You will notice that the development chart has numbers that look like this (1+2). This simply means 1 part developer and 2 parts water. For your first time, just do a (1+1) mix, and develop for the amount of time stated by the development chart.

Note: 1+1 does NOT mean 1 part powder developer and 1 part water. You need to make the liquid developer from the powder first. Then you can take 1 part of the liquid developer to mix with 1 part water.




Once you have your dilution, just pour it in your tank. Agitate it for first 30 seconds. After that, make sure to do inversions every minute until the proper time has elapsed (An inversion is just turning your tanking upside down and right side up for 10 seconds). Poor the developer out, and continue to the 3rd step.

Note: Please follow the times very specifically. If you develop less or more than the time stated, your negative will come out over or under exposed. So just be sure to keep an eye on the timer.

3) Stop

The hard part is over. If you have gotten this far the rest will seem like more of the same. Poor the properly diluted stop into the tank, and agitate it for 30 seconds. After 1 minute you can poor the stop out. Now it’s time to fix the film.

4) Fix

You are almost done! Everything is all developed inside the tank. Now we need to make the images permanent by making the film insensitive to light using a fixer.

Pour your properly mixed fixer into the tank. Again, agitate for 30 seconds. Do Inversions every minute. After 5 minutes you are done. Your film is now developed!

Note: Fixer can be reused. I reuse it no more than 3 times.

Wrapping Things Up

You need to rinse all the chemical of you film. At this point you may choose to add Photo-Flo. Photo-Flo prevents watermarks on your negatives when they dry. It’s not mandatory, but will help you get nice clean negatives.

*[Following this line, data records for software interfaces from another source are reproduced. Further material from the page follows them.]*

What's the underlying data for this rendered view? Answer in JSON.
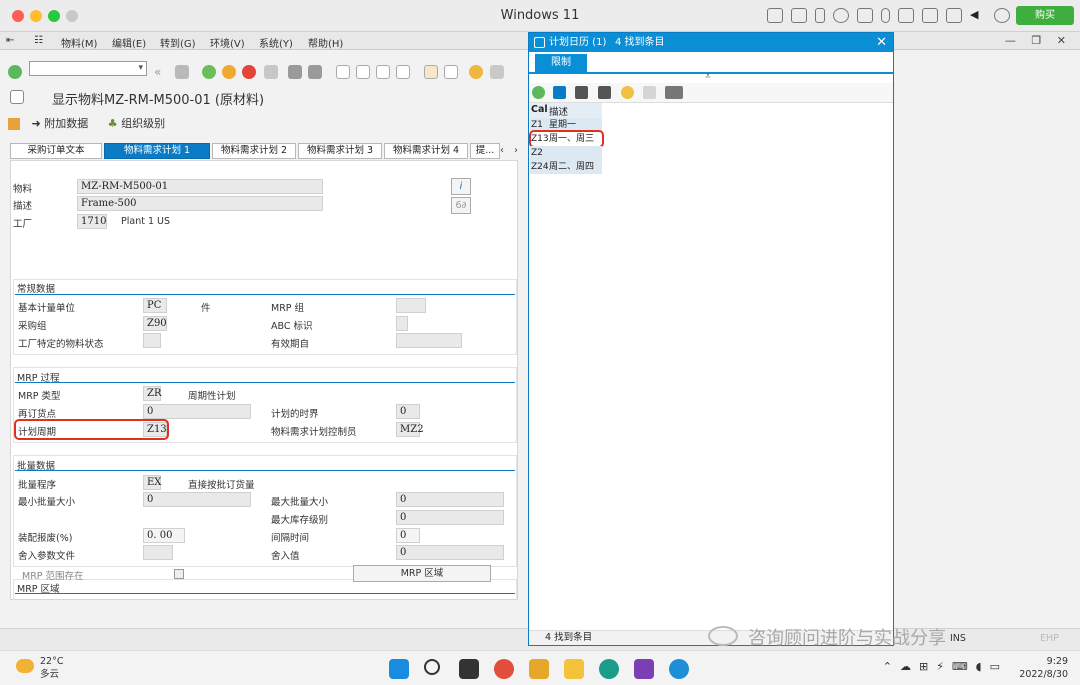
{
  "window": {
    "title": "Windows 11",
    "buy_button": "购买"
  },
  "menu": {
    "items": [
      "物料(M)",
      "编辑(E)",
      "转到(G)",
      "环境(V)",
      "系统(Y)",
      "帮助(H)"
    ],
    "window_controls": "— ❐ ✕"
  },
  "page": {
    "title": "显示物料MZ-RM-M500-01 (原材料)"
  },
  "app_toolbar": {
    "additional_data": "附加数据",
    "org_levels": "组织级别"
  },
  "tabs": [
    "采购订单文本",
    "物料需求计划 1",
    "物料需求计划 2",
    "物料需求计划 3",
    "物料需求计划 4",
    "提..."
  ],
  "header": {
    "material_label": "物料",
    "material_value": "MZ-RM-M500-01",
    "desc_label": "描述",
    "desc_value": "Frame-500",
    "plant_label": "工厂",
    "plant_value": "1710",
    "plant_name": "Plant 1 US",
    "info_icon": "i",
    "glasses_icon": "6∂"
  },
  "general": {
    "title": "常规数据",
    "base_uom_label": "基本计量单位",
    "base_uom_value": "PC",
    "base_uom_text": "件",
    "mrp_group_label": "MRP 组",
    "purch_group_label": "采购组",
    "purch_group_value": "Z90",
    "abc_label": "ABC 标识",
    "plant_status_label": "工厂特定的物料状态",
    "valid_from_label": "有效期自"
  },
  "mrp_proc": {
    "title": "MRP 过程",
    "mrp_type_label": "MRP 类型",
    "mrp_type_value": "ZR",
    "mrp_type_text": "周期性计划",
    "reorder_label": "再订货点",
    "reorder_value": "0",
    "plan_horizon_label": "计划的时界",
    "plan_horizon_value": "0",
    "plan_cycle_label": "计划周期",
    "plan_cycle_value": "Z13",
    "controller_label": "物料需求计划控制员",
    "controller_value": "MZ2"
  },
  "lot": {
    "title": "批量数据",
    "procedure_label": "批量程序",
    "procedure_value": "EX",
    "procedure_text": "直接按批订货量",
    "min_label": "最小批量大小",
    "min_value": "0",
    "max_label": "最大批量大小",
    "max_value": "0",
    "max_stock_label": "最大库存级别",
    "max_stock_value": "0",
    "scrap_label": "装配报废(%)",
    "scrap_value": "0. 00",
    "interval_label": "间隔时间",
    "interval_value": "0",
    "rounding_profile_label": "舍入参数文件",
    "rounding_value_label": "舍入值",
    "rounding_value": "0"
  },
  "mrp_area": {
    "title": "MRP 区域",
    "exists_label": "MRP 范围存在",
    "button": "MRP 区域"
  },
  "popup": {
    "title": "计划日历 (1)",
    "found_count": "4 找到条目",
    "tab": "限制",
    "col_cal": "Cal",
    "col_desc": "描述",
    "rows": [
      {
        "cal": "Z1",
        "desc": "星期一"
      },
      {
        "cal": "Z13",
        "desc": "周一、周三"
      },
      {
        "cal": "Z2",
        "desc": ""
      },
      {
        "cal": "Z24",
        "desc": "周二、周四"
      }
    ],
    "status": "4 找到条目"
  },
  "sap_status": {
    "mode": "INS",
    "server": "EHP"
  },
  "taskbar": {
    "temperature": "22°C",
    "weather": "多云",
    "time": "9:29",
    "date": "2022/8/30"
  },
  "watermark": "咨询顾问进阶与实战分享",
  "colors": {
    "sap_blue": "#0a8fd6",
    "highlight_red": "#e0301e",
    "buy_green": "#3fae3f"
  }
}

Final wash

Wash for 10 minutes and hang to dry. Clip a small weight with a clothes hanger at the bottom of your negatives to help them dry straight. If your film does end up curling, just cut and sleeve them. Then put them between some heavy books for 24 hours. They will be straight as an ironing board when you take them out.

Hang top

Hang bottom

Hanging final


That’s it! I included a lot of information here. You will see when you start that the process is actually very easy. It’s a great feeling to see your developed negatives the first time. It’s gratifying to know that you were involved in every step of making that photograph. If you have any question please feel free to contact me at [email protected]

Nam has a website and a blog that you should check out. Lots of interesting articles and info about photography. He has also made a couple of videos about this, check out these links:
Do you have anything to add? What are your techniques or tips? Please comment and tell us all how you like to do things.